(ACTIVITY): Print the whole listing again, exactly as it stands.

(DATASET EXCERPTS):
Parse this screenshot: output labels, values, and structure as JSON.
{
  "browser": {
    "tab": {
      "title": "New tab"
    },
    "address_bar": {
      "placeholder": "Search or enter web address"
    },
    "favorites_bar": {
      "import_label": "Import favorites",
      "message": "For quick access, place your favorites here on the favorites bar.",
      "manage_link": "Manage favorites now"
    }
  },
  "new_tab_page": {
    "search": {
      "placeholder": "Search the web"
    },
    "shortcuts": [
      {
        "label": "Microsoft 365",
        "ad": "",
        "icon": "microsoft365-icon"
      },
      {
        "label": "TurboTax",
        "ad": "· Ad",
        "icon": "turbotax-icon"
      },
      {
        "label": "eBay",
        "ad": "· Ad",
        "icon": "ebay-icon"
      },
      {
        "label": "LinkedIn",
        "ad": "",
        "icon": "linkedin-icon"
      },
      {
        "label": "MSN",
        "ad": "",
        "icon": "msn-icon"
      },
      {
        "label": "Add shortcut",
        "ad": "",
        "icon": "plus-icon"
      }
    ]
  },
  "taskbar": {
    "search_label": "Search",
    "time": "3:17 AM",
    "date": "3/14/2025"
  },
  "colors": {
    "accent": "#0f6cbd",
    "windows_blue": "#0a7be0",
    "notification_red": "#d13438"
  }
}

(SOLUTION TO THIS TASK):
Parse this screenshot: output labels, values, and structure as JSON.
{
  "browser": {
    "tab": {
      "title": "New tab"
    },
    "address_bar": {
      "placeholder": "Search or enter web address"
    },
    "favorites_bar": {
      "import_label": "Import favorites",
      "message": "For quick access, place your favorites here on the favorites bar.",
      "manage_link": "Manage favorites now"
    }
  },
  "new_tab_page": {
    "search": {
      "placeholder": "Search the web"
    },
    "shortcuts": [
      {
        "label": "Microsoft 365",
        "ad": "",
        "icon": "microsoft365-icon"
      },
      {
        "label": "TurboTax",
        "ad": "· Ad",
        "icon": "turbotax-icon"
      },
      {
        "label": "eBay",
        "ad": "· Ad",
        "icon": "ebay-icon"
      },
      {
        "label": "LinkedIn",
        "ad": "",
        "icon": "linkedin-icon"
      },
      {
        "label": "MSN",
        "ad": "",
        "icon": "msn-icon"
      },
      {
        "label": "Add shortcut",
        "ad": "",
        "icon": "plus-icon"
      }
    ]
  },
  "taskbar": {
    "search_label": "Search",
    "time": "3:17 AM",
    "date": "3/14/2025"
  },
  "colors": {
    "accent": "#0f6cbd",
    "windows_blue": "#0a7be0",
    "notification_red": "#d13438"
  }
}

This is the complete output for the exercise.